HEC faces grim prospects of financial crunch
The Higher Education Commission (HEC) is likely to face a severe financial crunch during the current fiscal year as the government allocated Rs 10.5 billion less than the amount agreed with the World Bank for HEC in the budget 2012-13.
Copyright Business Recorder, 2012
Documents available with this scribe show that according to the agreement titled Tertiary Education Support Project (TESP) between HEC and the World Bank, the latter had committed 300 million dollars soft loan for three years for the universities in three equal annual instalments.
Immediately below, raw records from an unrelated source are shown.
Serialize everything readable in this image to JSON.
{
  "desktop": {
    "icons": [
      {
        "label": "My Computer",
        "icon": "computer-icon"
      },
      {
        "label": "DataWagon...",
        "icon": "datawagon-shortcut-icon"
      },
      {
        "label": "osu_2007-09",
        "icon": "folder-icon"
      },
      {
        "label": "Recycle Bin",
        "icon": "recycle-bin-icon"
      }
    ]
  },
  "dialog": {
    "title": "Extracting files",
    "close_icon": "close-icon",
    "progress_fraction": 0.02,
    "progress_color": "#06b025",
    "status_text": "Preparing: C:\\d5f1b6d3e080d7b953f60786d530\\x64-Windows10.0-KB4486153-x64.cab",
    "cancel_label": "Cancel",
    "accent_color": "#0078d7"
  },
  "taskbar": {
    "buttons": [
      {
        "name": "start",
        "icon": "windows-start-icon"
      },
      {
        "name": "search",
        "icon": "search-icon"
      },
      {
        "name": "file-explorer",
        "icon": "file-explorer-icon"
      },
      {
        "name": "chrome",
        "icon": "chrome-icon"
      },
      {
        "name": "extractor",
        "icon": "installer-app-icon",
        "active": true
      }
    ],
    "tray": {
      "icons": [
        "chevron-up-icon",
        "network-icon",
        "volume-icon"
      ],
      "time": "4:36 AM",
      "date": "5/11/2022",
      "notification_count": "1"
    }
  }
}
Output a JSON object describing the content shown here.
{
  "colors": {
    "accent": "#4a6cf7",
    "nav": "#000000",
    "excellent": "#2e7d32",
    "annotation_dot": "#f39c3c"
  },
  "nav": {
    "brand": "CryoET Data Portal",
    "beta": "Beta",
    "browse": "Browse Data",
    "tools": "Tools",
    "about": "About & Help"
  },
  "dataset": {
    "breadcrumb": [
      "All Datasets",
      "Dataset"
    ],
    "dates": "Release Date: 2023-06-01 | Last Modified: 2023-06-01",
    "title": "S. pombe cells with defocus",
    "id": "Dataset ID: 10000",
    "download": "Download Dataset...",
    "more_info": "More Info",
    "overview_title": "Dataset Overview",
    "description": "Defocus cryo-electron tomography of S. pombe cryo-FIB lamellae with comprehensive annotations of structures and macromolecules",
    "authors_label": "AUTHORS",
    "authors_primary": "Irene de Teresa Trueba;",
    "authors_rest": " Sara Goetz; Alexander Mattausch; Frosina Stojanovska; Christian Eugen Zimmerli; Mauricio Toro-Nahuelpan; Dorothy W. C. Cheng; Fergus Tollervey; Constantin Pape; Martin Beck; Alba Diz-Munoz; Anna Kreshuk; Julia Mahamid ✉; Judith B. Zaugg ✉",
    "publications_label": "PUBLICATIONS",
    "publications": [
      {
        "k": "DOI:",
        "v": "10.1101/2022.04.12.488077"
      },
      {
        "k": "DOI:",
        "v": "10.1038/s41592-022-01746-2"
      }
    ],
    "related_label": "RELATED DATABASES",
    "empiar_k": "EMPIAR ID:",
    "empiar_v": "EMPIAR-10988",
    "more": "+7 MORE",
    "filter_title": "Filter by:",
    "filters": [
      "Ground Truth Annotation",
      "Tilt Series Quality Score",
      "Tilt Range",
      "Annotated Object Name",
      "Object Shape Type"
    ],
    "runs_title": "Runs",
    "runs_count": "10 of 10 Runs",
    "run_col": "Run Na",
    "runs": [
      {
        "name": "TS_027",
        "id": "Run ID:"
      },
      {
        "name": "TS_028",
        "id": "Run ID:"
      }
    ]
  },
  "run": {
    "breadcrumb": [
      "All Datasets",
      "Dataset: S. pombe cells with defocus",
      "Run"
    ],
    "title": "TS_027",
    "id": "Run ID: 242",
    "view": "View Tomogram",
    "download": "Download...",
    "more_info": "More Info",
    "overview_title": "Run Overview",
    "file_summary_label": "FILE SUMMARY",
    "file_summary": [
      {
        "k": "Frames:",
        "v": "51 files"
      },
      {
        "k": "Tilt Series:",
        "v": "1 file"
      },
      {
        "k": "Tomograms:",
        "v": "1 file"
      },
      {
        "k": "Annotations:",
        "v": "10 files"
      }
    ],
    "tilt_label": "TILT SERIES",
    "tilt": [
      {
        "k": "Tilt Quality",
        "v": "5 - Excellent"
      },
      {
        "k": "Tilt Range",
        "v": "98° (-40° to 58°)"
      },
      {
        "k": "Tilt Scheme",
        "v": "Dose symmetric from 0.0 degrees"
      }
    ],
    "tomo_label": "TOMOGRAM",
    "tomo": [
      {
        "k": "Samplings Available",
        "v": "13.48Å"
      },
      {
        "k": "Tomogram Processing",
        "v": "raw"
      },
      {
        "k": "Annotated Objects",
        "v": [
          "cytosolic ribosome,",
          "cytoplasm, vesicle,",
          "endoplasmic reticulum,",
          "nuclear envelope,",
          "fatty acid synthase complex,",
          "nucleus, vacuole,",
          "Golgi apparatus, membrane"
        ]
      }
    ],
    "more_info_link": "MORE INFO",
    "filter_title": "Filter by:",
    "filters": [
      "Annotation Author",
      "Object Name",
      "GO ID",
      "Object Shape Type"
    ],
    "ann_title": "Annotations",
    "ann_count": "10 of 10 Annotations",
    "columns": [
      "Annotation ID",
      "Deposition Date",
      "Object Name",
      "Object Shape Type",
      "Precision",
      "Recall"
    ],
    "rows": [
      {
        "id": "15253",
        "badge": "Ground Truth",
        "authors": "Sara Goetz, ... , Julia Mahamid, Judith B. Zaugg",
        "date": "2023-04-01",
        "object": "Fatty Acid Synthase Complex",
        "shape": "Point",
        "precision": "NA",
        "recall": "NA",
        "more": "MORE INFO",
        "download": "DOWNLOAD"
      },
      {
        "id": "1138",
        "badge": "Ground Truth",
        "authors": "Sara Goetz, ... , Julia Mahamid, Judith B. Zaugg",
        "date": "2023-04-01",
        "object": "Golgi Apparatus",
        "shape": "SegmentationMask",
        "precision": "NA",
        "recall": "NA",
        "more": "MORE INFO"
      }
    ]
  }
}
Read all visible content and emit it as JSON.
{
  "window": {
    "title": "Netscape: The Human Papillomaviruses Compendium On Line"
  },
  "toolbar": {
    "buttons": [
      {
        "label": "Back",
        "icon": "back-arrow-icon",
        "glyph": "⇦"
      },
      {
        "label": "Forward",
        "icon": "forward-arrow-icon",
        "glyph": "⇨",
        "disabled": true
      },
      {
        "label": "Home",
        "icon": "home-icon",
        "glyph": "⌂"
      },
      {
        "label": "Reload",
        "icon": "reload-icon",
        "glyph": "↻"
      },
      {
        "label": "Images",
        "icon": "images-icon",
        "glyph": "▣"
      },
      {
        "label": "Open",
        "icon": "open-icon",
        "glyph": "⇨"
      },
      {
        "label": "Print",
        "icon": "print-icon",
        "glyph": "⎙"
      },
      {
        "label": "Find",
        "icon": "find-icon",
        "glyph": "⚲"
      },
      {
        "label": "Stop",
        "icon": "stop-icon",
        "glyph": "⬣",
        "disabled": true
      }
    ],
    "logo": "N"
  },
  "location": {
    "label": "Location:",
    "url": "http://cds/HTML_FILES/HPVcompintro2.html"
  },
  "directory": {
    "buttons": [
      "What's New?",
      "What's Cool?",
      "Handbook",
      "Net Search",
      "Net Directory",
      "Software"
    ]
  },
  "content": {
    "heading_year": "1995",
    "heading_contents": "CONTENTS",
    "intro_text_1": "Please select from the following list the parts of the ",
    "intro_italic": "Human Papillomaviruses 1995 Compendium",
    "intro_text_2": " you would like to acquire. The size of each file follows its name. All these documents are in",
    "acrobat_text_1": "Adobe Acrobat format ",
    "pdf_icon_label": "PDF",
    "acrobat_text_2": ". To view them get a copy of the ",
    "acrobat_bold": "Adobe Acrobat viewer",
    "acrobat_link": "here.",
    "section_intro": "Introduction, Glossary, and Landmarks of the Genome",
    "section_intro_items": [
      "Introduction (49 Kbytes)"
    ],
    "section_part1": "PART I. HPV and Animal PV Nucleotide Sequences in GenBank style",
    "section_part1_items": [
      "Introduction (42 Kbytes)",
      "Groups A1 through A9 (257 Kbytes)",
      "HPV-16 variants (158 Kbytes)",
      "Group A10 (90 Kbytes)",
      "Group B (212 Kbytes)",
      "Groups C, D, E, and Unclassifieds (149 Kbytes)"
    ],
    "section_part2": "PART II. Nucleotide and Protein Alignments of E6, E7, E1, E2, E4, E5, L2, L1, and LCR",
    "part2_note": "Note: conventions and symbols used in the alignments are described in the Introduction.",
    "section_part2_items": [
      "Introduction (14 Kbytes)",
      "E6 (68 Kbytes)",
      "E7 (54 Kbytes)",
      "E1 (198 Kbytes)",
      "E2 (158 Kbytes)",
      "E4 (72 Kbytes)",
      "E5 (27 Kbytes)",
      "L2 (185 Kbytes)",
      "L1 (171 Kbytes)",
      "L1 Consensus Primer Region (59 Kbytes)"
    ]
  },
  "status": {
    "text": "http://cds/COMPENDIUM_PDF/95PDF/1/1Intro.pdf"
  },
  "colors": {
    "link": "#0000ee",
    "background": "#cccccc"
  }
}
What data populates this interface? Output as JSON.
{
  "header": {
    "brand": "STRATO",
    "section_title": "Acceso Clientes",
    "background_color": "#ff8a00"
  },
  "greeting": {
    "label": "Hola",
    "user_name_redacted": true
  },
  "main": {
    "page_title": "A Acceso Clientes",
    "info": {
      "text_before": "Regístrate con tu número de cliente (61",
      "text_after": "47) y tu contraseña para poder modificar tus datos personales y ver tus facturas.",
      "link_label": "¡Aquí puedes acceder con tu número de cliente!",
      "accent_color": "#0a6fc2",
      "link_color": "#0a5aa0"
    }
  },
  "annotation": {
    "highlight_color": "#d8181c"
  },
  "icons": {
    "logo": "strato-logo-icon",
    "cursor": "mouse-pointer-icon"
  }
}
The agreement aimed at improving the conditions of teaching, learning and research for enhanced access, quality and relevance of tertiary education.
Under the agreement, the Bank committed to provide the funds as long as the HEC met 10 disbursement link indicators (DLI). These DLIs include: (i) allocation and timely release of recurrent and development funds to HEC under the agreement; (ii) 445 scholars to be awarded under the indigenous postgraduate scholarship programme in the first year of the programme; (iii) 849 teachers to be recruited on Tenure Track System; (iv) all affiliated colleges need to meet the minimum quality standard set by the HEC; (v) provision of enhanced quality education at Masters level for external students; (vi) enhancing research, innovation and commercialisation performance; vii) improving equitable access through the establishment of an effective student financial aid system; (viii) introducing a scorecard-based system for performance assessment of quality enforcement cells in public technical education institutes; (ix) number of higher education institutes (HEI) assessed (management); and (x) improved strategic management planning and accountability in public HEIs.
According to this agreement, the government had committed to allocate Rs 36.2 billion as recurring budget and Rs 21.6 billion as development budget for the fiscal year 2012-13. The federal government allocated Rs 32.7 billion as recurrent budget and Rs 14.5 billion as development budget for the current fiscal year that is Rs 10.5 billion (18 percent) less than the amount committed by the government under the agreement.
HEC was not released the funds allocated in the budget 2011-12 as well. The Commission received Rs 28.8 billion as recurring grant that was Rs 2.1 billion less than the amount budgeted (Rs 31.5 billion). Similarly, HEC received Rs 9.7 billion instead of Rs 16.5 billion as development grant from the federal government. The overall financial deficit of the Commission was Rs 9.3 billion in the fiscal year 2011-12.
Documents show that 7.8 percent of the total population of Pakistan in the age group of 17-23 years is accessing higher education. The Education Policy 2009 stipulates raising it to 10 percent by 2015 and 15 percent by 2020. Reduced funding will not help in achieving this target which is also a broader indicator for the WB loan to the federal government in the form of budgetary support. Over 10,500 scholars studying inland and abroad are in dire straits. Funding in the form of stipend and tuition fees have not been paid to foreign and local scholars in the last two quarters of 2011-12.
Due to considerable reduction in overall funding to HEC, eight newly established universities have not been awarded even a single development project so far and majority of these universities are located in remote areas of Sindh, KPK and Punjab. Seven newly established sub-campuses in the deprived areas require immediate support to takeoff their academic activities and, unfortunately, no development funding has been made to a majority of these sub campuses so far.